The Oldest Living Things On Earth Captured On Camera Before They Disappear Completely
For nearly a decade, Brooklyn-based contemporary artist Rachel Sussman has been researching, working with biologists and traveling around the world to document the oldest living things on Earth. From Greenland to Antarctica and from the Mojave Desert to the Australian Outback, she‘s been photographing various organisms leading their slow-paced lives for 2000 years and more.
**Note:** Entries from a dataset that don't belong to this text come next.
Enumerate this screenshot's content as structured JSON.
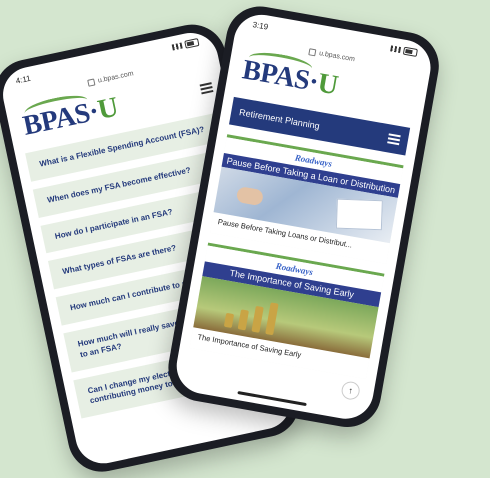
{
  "left_phone": {
    "time": "4:11",
    "url": "u.bpas.com",
    "logo": {
      "main": "BPAS·",
      "accent": "U"
    },
    "faq": [
      {
        "question": "What is a Flexible Spending Account (FSA)?"
      },
      {
        "question": "When does my FSA become effective?"
      },
      {
        "question": "How do I participate in an FSA?"
      },
      {
        "question": "What types of FSAs are there?"
      },
      {
        "question": "How much can I contribute to my FSA?"
      },
      {
        "question": "How much will I really save by contributing to an FSA?"
      },
      {
        "question": "Can I change my election or stop contributing money to my FSA at any"
      }
    ]
  },
  "right_phone": {
    "time": "3:19",
    "url": "u.bpas.com",
    "logo": {
      "main": "BPAS·",
      "accent": "U"
    },
    "section_title": "Retirement Planning",
    "cards": [
      {
        "brand": "Roadways",
        "title": "Pause Before Taking a Loan or Distribution",
        "caption": "Pause Before Taking Loans or Distribut..."
      },
      {
        "brand": "Roadways",
        "title": "The Importance of Saving Early",
        "caption": "The Importance of Saving Early"
      }
    ],
    "scroll_top_glyph": "↑"
  },
  "colors": {
    "background": "#d4e6cf",
    "navy": "#243a7c",
    "green": "#6aa84f",
    "faq_bg": "#e7efe4"
  }
}
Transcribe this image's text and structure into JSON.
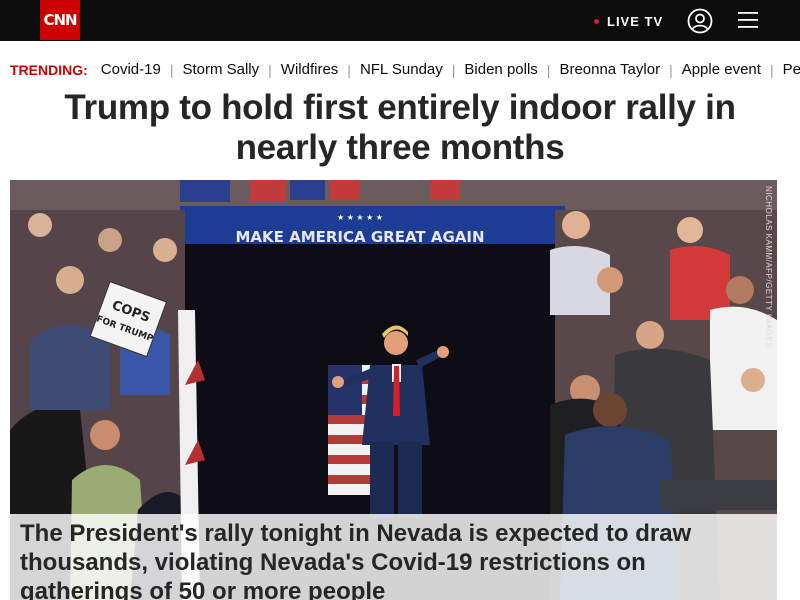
{
  "header": {
    "logo_text": "CNN",
    "live_tv_label": "LIVE TV",
    "user_icon": "user-icon",
    "menu_icon": "hamburger-menu-icon",
    "brand_color": "#cc0000"
  },
  "trending": {
    "label": "TRENDING:",
    "items": [
      "Covid-19",
      "Storm Sally",
      "Wildfires",
      "NFL Sunday",
      "Biden polls",
      "Breonna Taylor",
      "Apple event",
      "Peeps"
    ]
  },
  "article": {
    "headline": "Trump to hold first entirely indoor rally in nearly three months",
    "image_credit": "NICHOLAS KAMM/AFP/GETTY IMAGES",
    "image_caption": "The President's rally tonight in Nevada is expected to draw thousands, violating Nevada's Covid-19 restrictions on gatherings of 50 or more people",
    "sign_text": "COPS FOR TRUMP",
    "banner_text": "MAKE AMERICA GREAT AGAIN"
  }
}
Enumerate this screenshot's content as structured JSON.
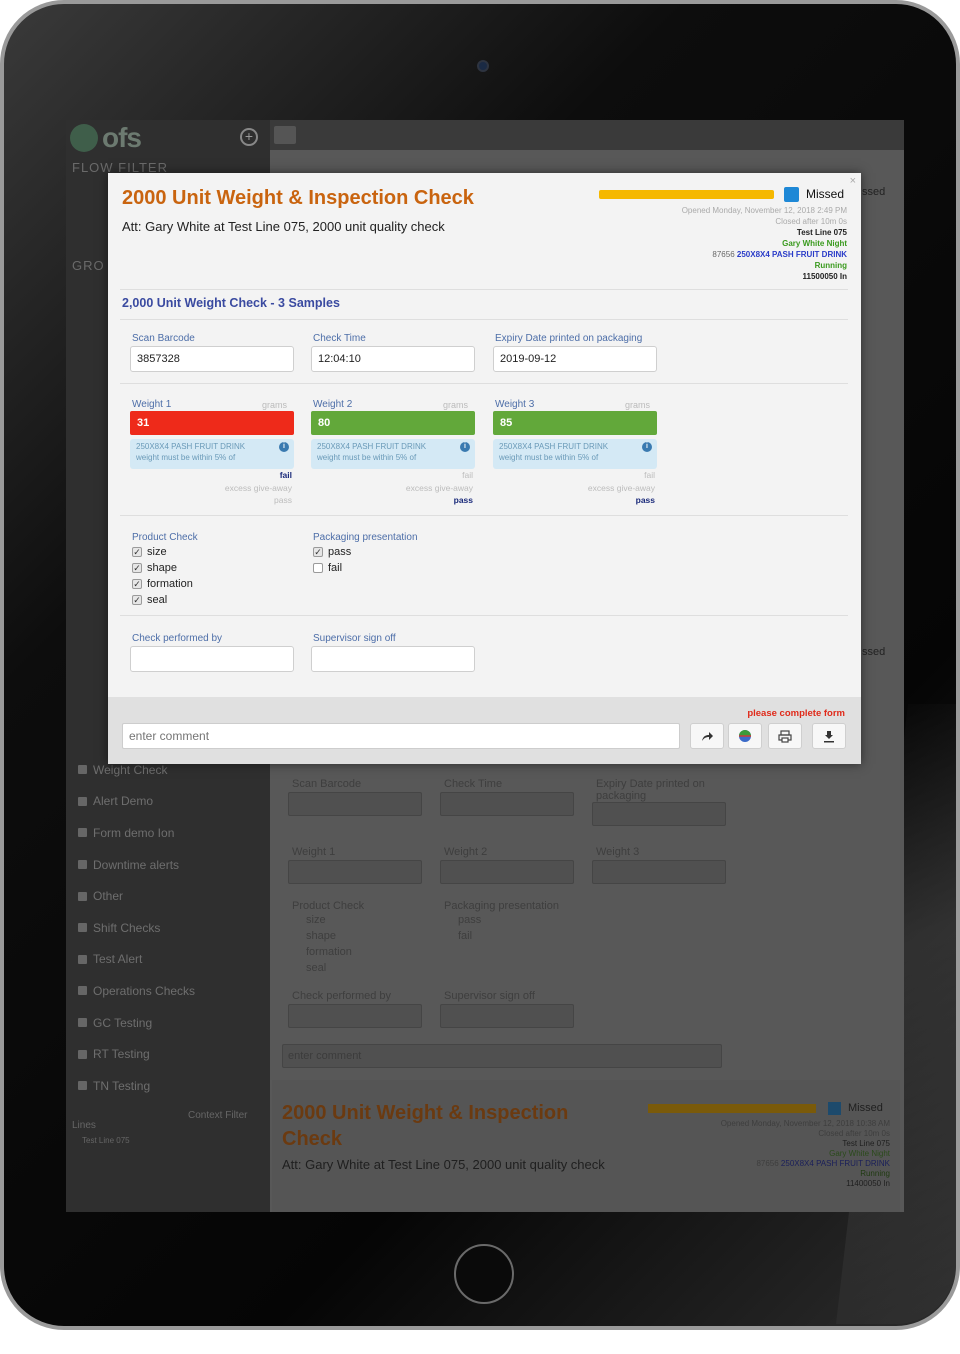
{
  "app": {
    "logo_text": "ofs",
    "sidebar": {
      "flow_filter_heading": "Flow Filter",
      "groups_heading": "Gro",
      "items": [
        "Weight Check",
        "Alert Demo",
        "Form demo Ion",
        "Downtime alerts",
        "Other",
        "Shift Checks",
        "Test Alert",
        "Operations Checks",
        "GC Testing",
        "RT Testing",
        "TN Testing"
      ],
      "lines_label": "Lines",
      "context_filter": "Context Filter",
      "line_item": "Test Line 075"
    }
  },
  "background_form": {
    "scan_barcode": "Scan Barcode",
    "check_time": "Check Time",
    "expiry": "Expiry Date printed on packaging",
    "weight1": "Weight 1",
    "weight2": "Weight 2",
    "weight3": "Weight 3",
    "grams": "grams",
    "product_check": "Product Check",
    "packaging": "Packaging presentation",
    "check_items": [
      "size",
      "shape",
      "formation",
      "seal"
    ],
    "pack_items": [
      "pass",
      "fail"
    ],
    "performed_by": "Check performed by",
    "supervisor": "Supervisor sign off",
    "comment_placeholder": "enter comment",
    "card_title": "2000 Unit Weight & Inspection Check",
    "card_att": "Att: Gary White at Test Line 075, 2000 unit quality check",
    "card_status": "Missed",
    "card_meta": [
      "Opened Monday, November 12, 2018 10:38 AM",
      "Closed after 10m 0s",
      "Test Line 075",
      "Gary White Night",
      "87656",
      "250X8X4 PASH FRUIT DRINK",
      "Running",
      "11400050 In"
    ],
    "right_status_top": "ssed",
    "right_status_mid": "ssed"
  },
  "modal": {
    "close": "×",
    "title": "2000 Unit Weight & Inspection Check",
    "subtitle": "Att: Gary White at Test Line 075, 2000 unit quality check",
    "status": "Missed",
    "status_color": "#1e88d6",
    "progress_color": "#f5b800",
    "opened": "Opened Monday, November 12, 2018 2:49 PM",
    "closed_after": "Closed after 10m 0s",
    "line": "Test Line 075",
    "shift": "Gary White Night",
    "product_code": "87656",
    "product_name": "250X8X4 PASH FRUIT DRINK",
    "run_state": "Running",
    "batch": "11500050 In",
    "section_title": "2,000 Unit Weight Check - 3 Samples",
    "scan_barcode_label": "Scan Barcode",
    "scan_barcode_value": "3857328",
    "check_time_label": "Check Time",
    "check_time_value": "12:04:10",
    "expiry_label": "Expiry Date printed on packaging",
    "expiry_value": "2019-09-12",
    "weights": [
      {
        "label": "Weight 1",
        "unit": "grams",
        "value": "31",
        "state": "fail",
        "info_line1": "250X8X4 PASH FRUIT DRINK",
        "info_line2": "weight must be within 5% of",
        "r1": "fail",
        "r2": "excess give-away",
        "r3": "pass"
      },
      {
        "label": "Weight 2",
        "unit": "grams",
        "value": "80",
        "state": "pass",
        "info_line1": "250X8X4 PASH FRUIT DRINK",
        "info_line2": "weight must be within 5% of",
        "r1": "fail",
        "r2": "excess give-away",
        "r3": "pass"
      },
      {
        "label": "Weight 3",
        "unit": "grams",
        "value": "85",
        "state": "pass",
        "info_line1": "250X8X4 PASH FRUIT DRINK",
        "info_line2": "weight must be within 5% of",
        "r1": "fail",
        "r2": "excess give-away",
        "r3": "pass"
      }
    ],
    "product_check_label": "Product Check",
    "product_checks": [
      {
        "label": "size",
        "checked": true
      },
      {
        "label": "shape",
        "checked": true
      },
      {
        "label": "formation",
        "checked": true
      },
      {
        "label": "seal",
        "checked": true
      }
    ],
    "packaging_label": "Packaging presentation",
    "packaging_checks": [
      {
        "label": "pass",
        "checked": true
      },
      {
        "label": "fail",
        "checked": false
      }
    ],
    "performed_by_label": "Check performed by",
    "performed_by_value": "",
    "supervisor_label": "Supervisor sign off",
    "supervisor_value": "",
    "complete_msg": "please complete form",
    "comment_placeholder": "enter comment",
    "footer_buttons": [
      "share-icon",
      "globe-icon",
      "print-icon",
      "download-icon"
    ]
  }
}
Sussman photographed 30 representative species, including 3,000-year-old lichens in Greenland that grow only 1 centimetre every 100 years and a giant 80,000-year-old colony of aspens in Utah. These ancient organisms have lived for millennia, but most of us don’t even realise they exist. Due to rapidly changing climate and human encroachment, these survivors are in danger of vanishing from the face of the Earth.
This astonishing and timeless decade’s worth of work by Sussman and her team has been published in “The Oldest Living Things in the World”. There you can find 124 photographs with infographics, essays and travelogues depicting the fascinating adventures she had tracking down these bits of our planet’s biological history.
La Llareta #0308-23B26 (up to 3,000 years old; Atacama Desert, Chile)
Jōmon Sugi, Japanese Cedar #0704-002 (2,180-7,000 years old; Yakushima, Japan)
Antarctic Moss #0212-7B33 (5,500 years old; Elephant Island, Antarctica)
Underground Forest #0707-10333 (13,000 years old; Pretoria South Africa) DECEASED
Welwitschia Mirabilis #0707-22411 (2,000 years old; Namib-Naukluft Desert, Namibia)
Map lichen R. Geographicum #0808-04A05 (3,000 years old; Southern Greenland)
Spruce Gran Picea #0909 – 11A07 (9,550 years old; Fulufjället, Sweden)